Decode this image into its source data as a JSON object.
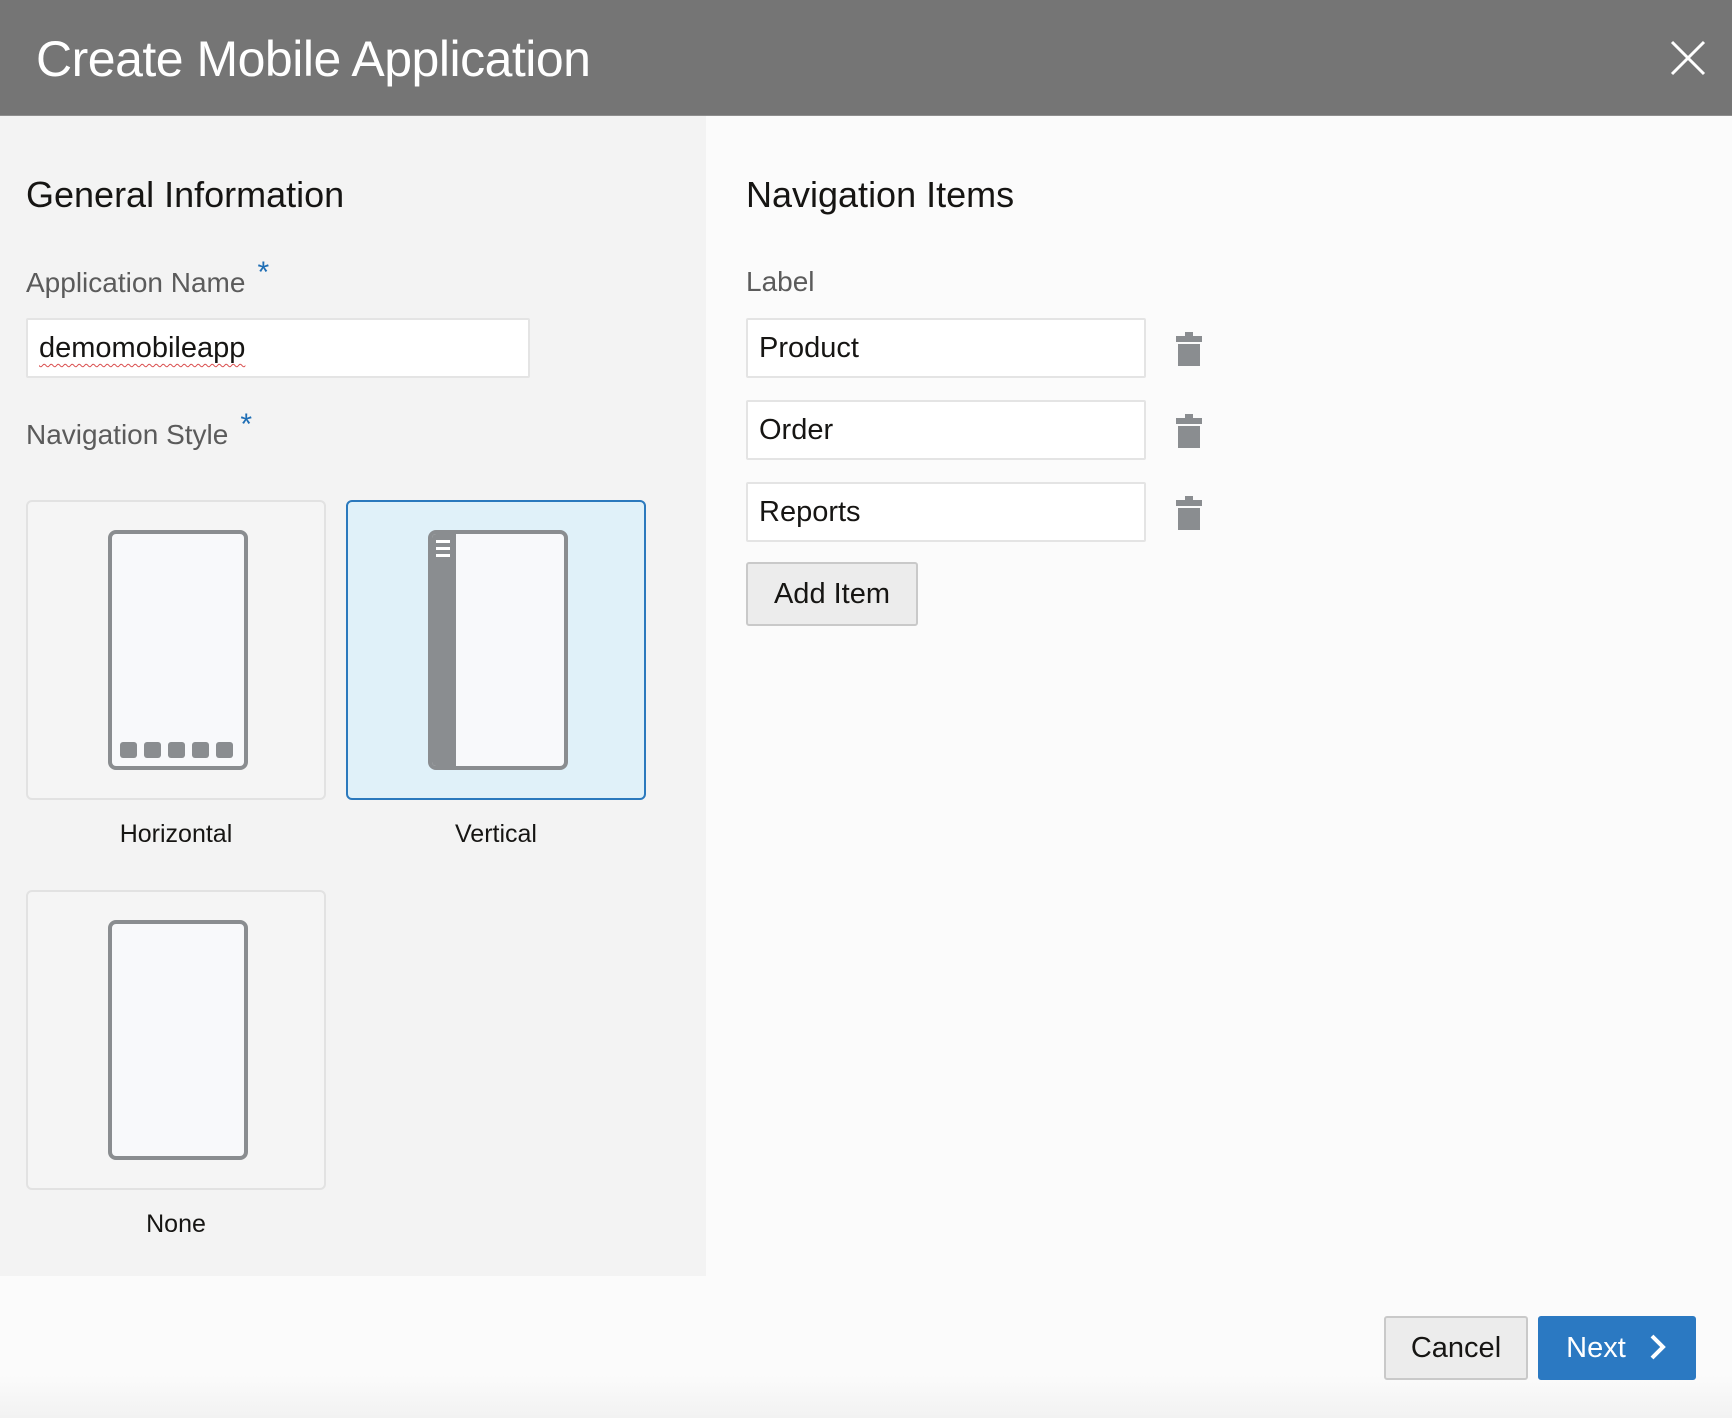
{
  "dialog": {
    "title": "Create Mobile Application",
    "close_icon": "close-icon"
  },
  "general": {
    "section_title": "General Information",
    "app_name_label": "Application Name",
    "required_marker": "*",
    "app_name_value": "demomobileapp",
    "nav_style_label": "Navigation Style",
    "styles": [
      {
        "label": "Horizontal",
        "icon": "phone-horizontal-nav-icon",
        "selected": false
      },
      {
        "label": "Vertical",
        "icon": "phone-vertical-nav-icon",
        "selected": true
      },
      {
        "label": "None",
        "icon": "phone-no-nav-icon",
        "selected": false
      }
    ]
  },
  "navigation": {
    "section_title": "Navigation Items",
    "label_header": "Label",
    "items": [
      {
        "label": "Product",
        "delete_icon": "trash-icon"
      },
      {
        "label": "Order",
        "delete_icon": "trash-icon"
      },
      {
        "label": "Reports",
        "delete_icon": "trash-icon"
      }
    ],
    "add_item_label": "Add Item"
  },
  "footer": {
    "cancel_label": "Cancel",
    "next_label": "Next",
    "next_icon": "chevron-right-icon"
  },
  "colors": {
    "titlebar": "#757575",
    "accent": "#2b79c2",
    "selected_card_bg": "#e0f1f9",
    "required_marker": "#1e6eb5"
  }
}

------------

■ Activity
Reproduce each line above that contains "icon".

■ Task answer
    "close_icon": "close-icon"
        "icon": "phone-horizontal-nav-icon",
        "icon": "phone-vertical-nav-icon",
        "icon": "phone-no-nav-icon",
        "delete_icon": "trash-icon"
        "delete_icon": "trash-icon"
        "delete_icon": "trash-icon"
    "next_icon": "chevron-right-icon"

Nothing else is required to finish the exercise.